The next morning left us a little tired.  One of the draws of this particular neighborhood is the arts district.  Either a concert or show had gotten out very late and awakened my mother and me with people shouting and loud music blaring from car radios.  Our room was on the street side and offered a lovely view of the church across the street. Of course this is not so lovely if a concert or show gets out late and you have sleeping children in the room.  I was thankful that the honking, hollering and loud music didn’t wake up the kids but it did keep me and my new bedmate up.  My mother couldn’t help but get up and peer out the curtains at the scene below.  Then there was the smoke.  We smelled some late night cigarettes in our room.  Since none of us smoked we knew that someone in another nearby room or in the hall was clearly smoking cigarettes.  Both my mother and I are rabid non-smokers, so we were extremely sensitive and ticked off about it.  My mother took the initiative, got up and stuffed one of those nice fluffy towels from the bathroom into the door crack on the floor.  Problem solved.  After an hour or so we did manage to get some rest on a great mattress.  


Pools rule but a good zoo will do.

After a quick in-room breakfast we checked-in with the local weather only to discover that this was to be one of the hottest days Rhode Island had seen all year.  The newscasters warned elderly people and those with heart conditions as well as small children to stay inside in air-conditioning and avoid outdoor activities.  My mother falls into both of those categories and I was traveling with my children.  Great, now where is the DVD player and hotel pool when I need it!  I thought maybe we could go out and see the town of Newport.  With it being on the coast I knew it would be cooler there.  Then I saw in the paper that President Bush had decided to visit the tall ships of Newport that day.  I was at a loss; no pool to entertain the kids, no way of seeing the tall ships with the President in town and a motorcade blocking all the streets.  What to do?  I meandered down to the concierge to ask for help.  He assured me that the kids loved both the Roger Williams Zoo and the Children’s Museum.  He also suggested the Mystic Aquarium back in my home state of Connecticut.  Since we’ve been there and done that, we risked heat stroke and headed off to the zoo.   

The helpful gentleman at the concierge desk steered us in the right direction.  There was shade for us to escape the heat and my daughter thought it was a very cool zoo.  My son enjoyed watching the people more than the animals and my mother stayed cool enough.  Disaster averted.  I’m sure that the Children’s Museum was nice as well but we were fried after being outside in the heat.  We managed to get back to the hotel without melting or meltdowns, packed it up and headed on our way back home.   

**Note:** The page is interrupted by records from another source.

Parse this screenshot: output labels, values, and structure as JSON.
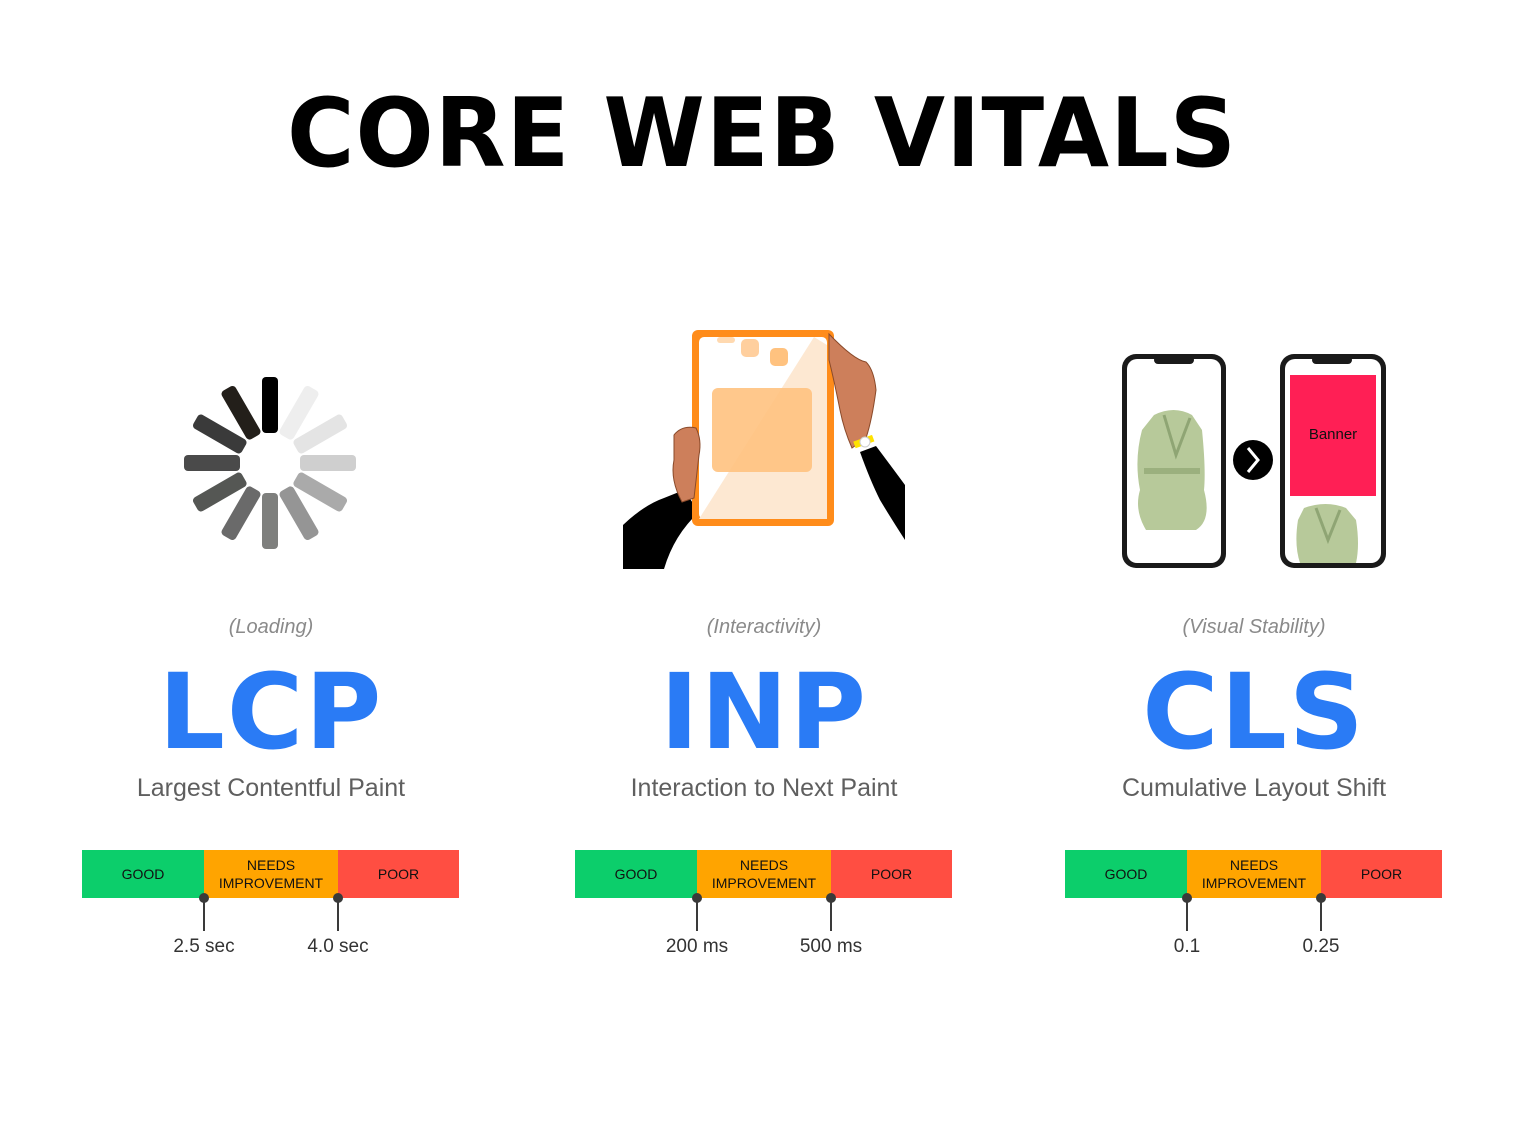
{
  "title": "CORE WEB VITALS",
  "colors": {
    "accent_blue": "#2a7bf5",
    "good": "#0cce6b",
    "needs_improvement": "#ffa400",
    "poor": "#ff4e42",
    "banner": "#ff1f55"
  },
  "metrics": [
    {
      "category": "(Loading)",
      "acronym": "LCP",
      "name": "Largest Contentful Paint",
      "illustration": "loading-spinner-icon",
      "scale": {
        "good": "GOOD",
        "needs_line1": "NEEDS",
        "needs_line2": "IMPROVEMENT",
        "poor": "POOR"
      },
      "thresholds": [
        "2.5 sec",
        "4.0 sec"
      ]
    },
    {
      "category": "(Interactivity)",
      "acronym": "INP",
      "name": "Interaction to Next Paint",
      "illustration": "hands-tapping-tablet-icon",
      "scale": {
        "good": "GOOD",
        "needs_line1": "NEEDS",
        "needs_line2": "IMPROVEMENT",
        "poor": "POOR"
      },
      "thresholds": [
        "200 ms",
        "500 ms"
      ]
    },
    {
      "category": "(Visual Stability)",
      "acronym": "CLS",
      "name": "Cumulative Layout Shift",
      "illustration": "phone-layout-shift-icon",
      "banner_label": "Banner",
      "scale": {
        "good": "GOOD",
        "needs_line1": "NEEDS",
        "needs_line2": "IMPROVEMENT",
        "poor": "POOR"
      },
      "thresholds": [
        "0.1",
        "0.25"
      ]
    }
  ]
}
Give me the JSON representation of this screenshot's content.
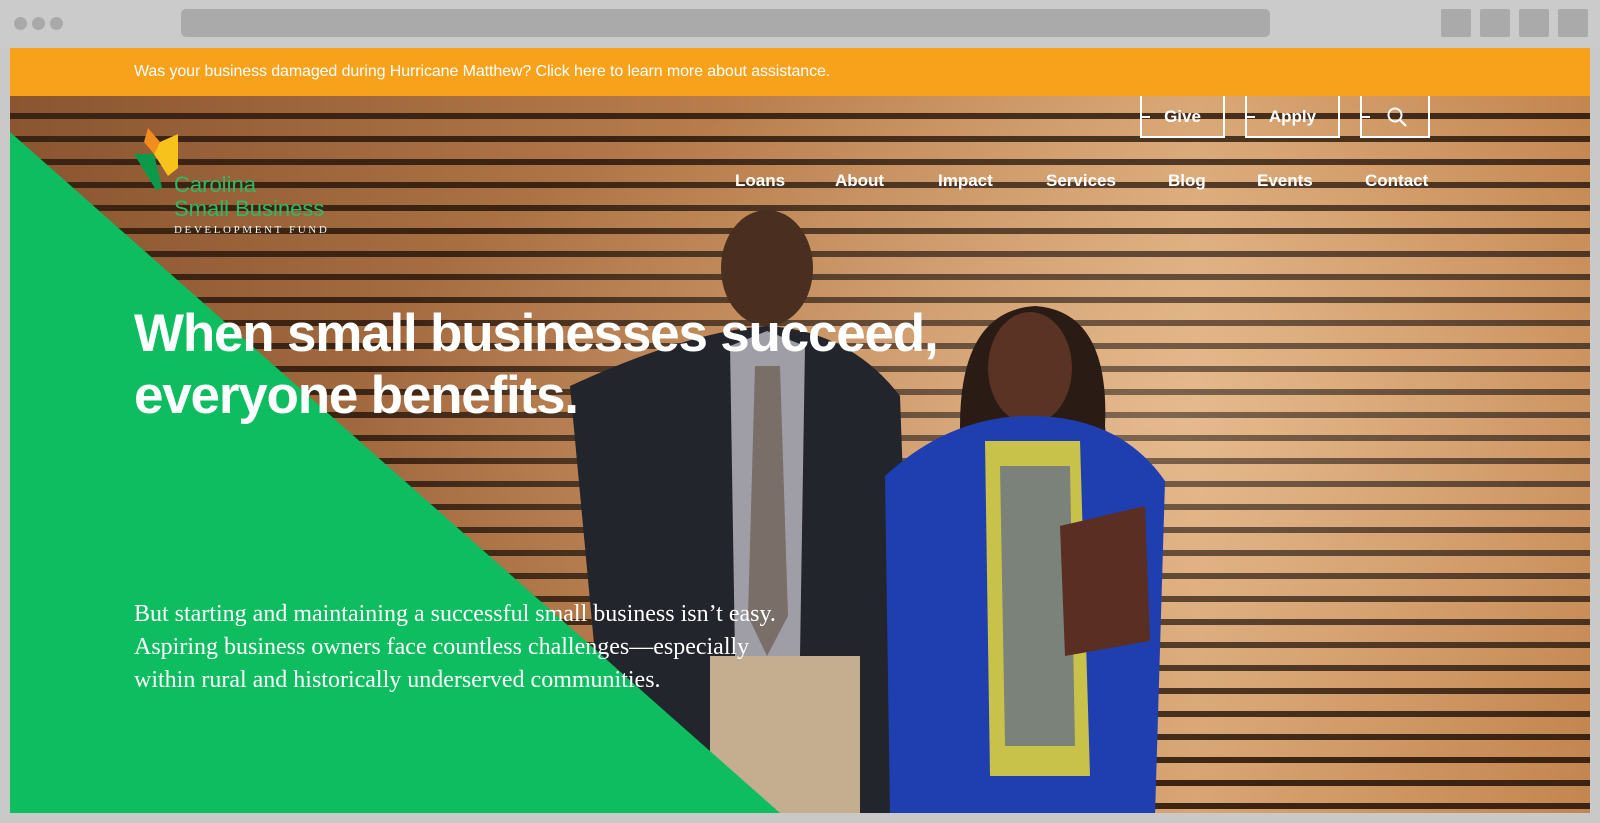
{
  "banner": {
    "text": "Was your business damaged during Hurricane Matthew? Click here to learn more about assistance."
  },
  "logo": {
    "line1": "Carolina",
    "line2": "Small Business",
    "line3": "DEVELOPMENT FUND"
  },
  "utility_nav": {
    "give_label": "Give",
    "apply_label": "Apply",
    "search_icon": "search-icon"
  },
  "main_nav": {
    "items": [
      "Loans",
      "About",
      "Impact",
      "Services",
      "Blog",
      "Events",
      "Contact"
    ]
  },
  "hero": {
    "headline_line1": "When small businesses succeed,",
    "headline_line2": "everyone benefits.",
    "body": "But starting and maintaining a successful small business isn’t easy. Aspiring business owners face countless challenges—especially within rural and historically underserved communities."
  },
  "colors": {
    "banner": "#f8a21c",
    "brand_green": "#0dbd5f",
    "logo_yellow": "#f6c21b",
    "logo_orange": "#f28c1e",
    "text_white": "#ffffff"
  }
}
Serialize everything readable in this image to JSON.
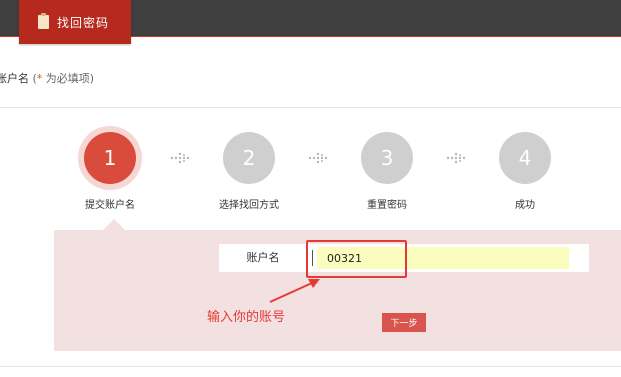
{
  "header": {
    "tab_label": "找回密码",
    "tab_icon": "clipboard-icon"
  },
  "form": {
    "title": "账户名",
    "required_note_open": "(",
    "required_asterisk": "*",
    "required_note_text": " 为必填项)"
  },
  "steps": [
    {
      "number": "1",
      "label": "提交账户名",
      "active": true
    },
    {
      "number": "2",
      "label": "选择找回方式",
      "active": false
    },
    {
      "number": "3",
      "label": "重置密码",
      "active": false
    },
    {
      "number": "4",
      "label": "成功",
      "active": false
    }
  ],
  "field": {
    "label": "账户名",
    "value": "00321"
  },
  "annotation": {
    "text": "输入你的账号",
    "color": "#e53935"
  },
  "next_button_label": "下一步",
  "colors": {
    "topbar": "#3f3f3f",
    "tab": "#b52a1d",
    "step_active": "#d94c3c",
    "step_inactive": "#cfcfcf",
    "panel": "#f3e1e1",
    "input_bg": "#fbfdbe"
  }
}
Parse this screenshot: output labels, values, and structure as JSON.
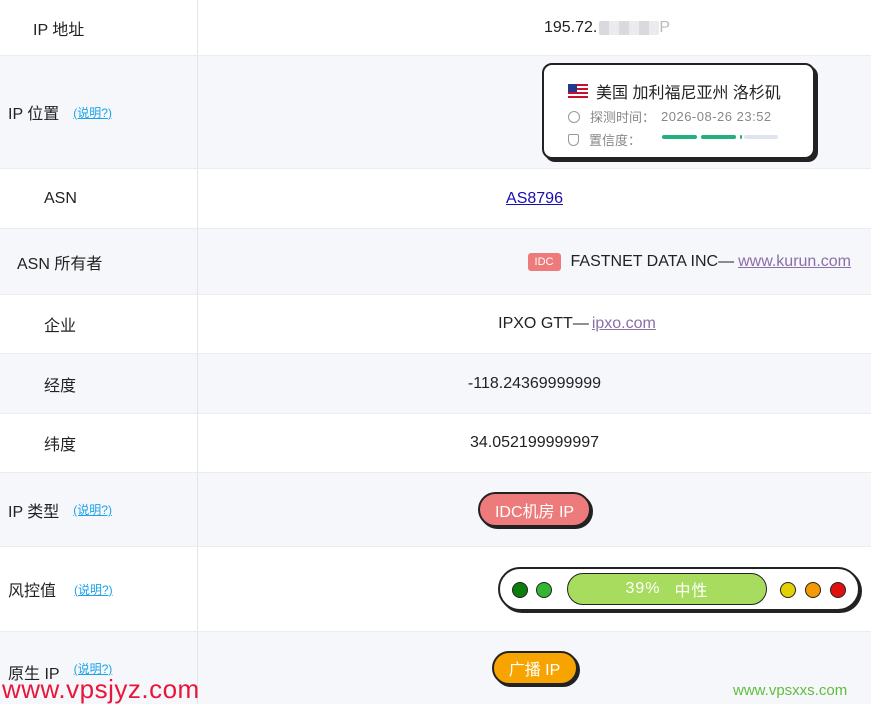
{
  "rows": {
    "ip": {
      "label": "IP 地址",
      "value_prefix": "195.72.",
      "value_suffix": "P"
    },
    "location": {
      "label": "IP 位置",
      "help": "(说明?)",
      "country_city": "美国 加利福尼亚州 洛杉矶",
      "detect_time_label": "探测时间：",
      "detect_time": "2026-08-26 23:52",
      "confidence_label": "置信度："
    },
    "asn": {
      "label": "ASN",
      "value": "AS8796"
    },
    "asn_owner": {
      "label": "ASN 所有者",
      "tag": "IDC",
      "name": "FASTNET DATA INC—",
      "link": "www.kurun.com"
    },
    "company": {
      "label": "企业",
      "name": "IPXO GTT—",
      "link": "ipxo.com"
    },
    "longitude": {
      "label": "经度",
      "value": "-118.24369999999"
    },
    "latitude": {
      "label": "纬度",
      "value": "34.052199999997"
    },
    "ip_type": {
      "label": "IP 类型",
      "help": "(说明?)",
      "value": "IDC机房 IP"
    },
    "risk": {
      "label": "风控值",
      "help": "(说明?)",
      "percent": "39%",
      "level": "中性"
    },
    "native_ip": {
      "label": "原生 IP",
      "help": "(说明?)",
      "value": "广播 IP"
    }
  },
  "colors": {
    "risk_dots_left": [
      "#0a7d0a",
      "#34b534"
    ],
    "risk_dots_right": [
      "#e2d000",
      "#f29a00",
      "#e01010"
    ],
    "accent_link": "#1aa3e8"
  },
  "watermarks": {
    "left": "www.vpsjyz.com",
    "right": "www.vpsxxs.com"
  }
}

All-in-all I can say that The Hotel Providence is a great hotel, ideally located with a phenomenal restaurant.  It is not what I would consider kid-friendly as there is nothing for them to do within the hotel.  It would be better suited to tweens and teens as there is great history all around which would make for a great walking tour.  I would definitely recommend staying here if you were checking out Brown University, the Rhode Island School of Design or Johnson and Wales University as a college option for your child.  I would definitely stay here if my children grow up and go to school here but for now with little ones in tow I’ll have to keep looking.

Patty McCormick is a food & travel writer and mother of two who always packs her own kitchen knives for vacation.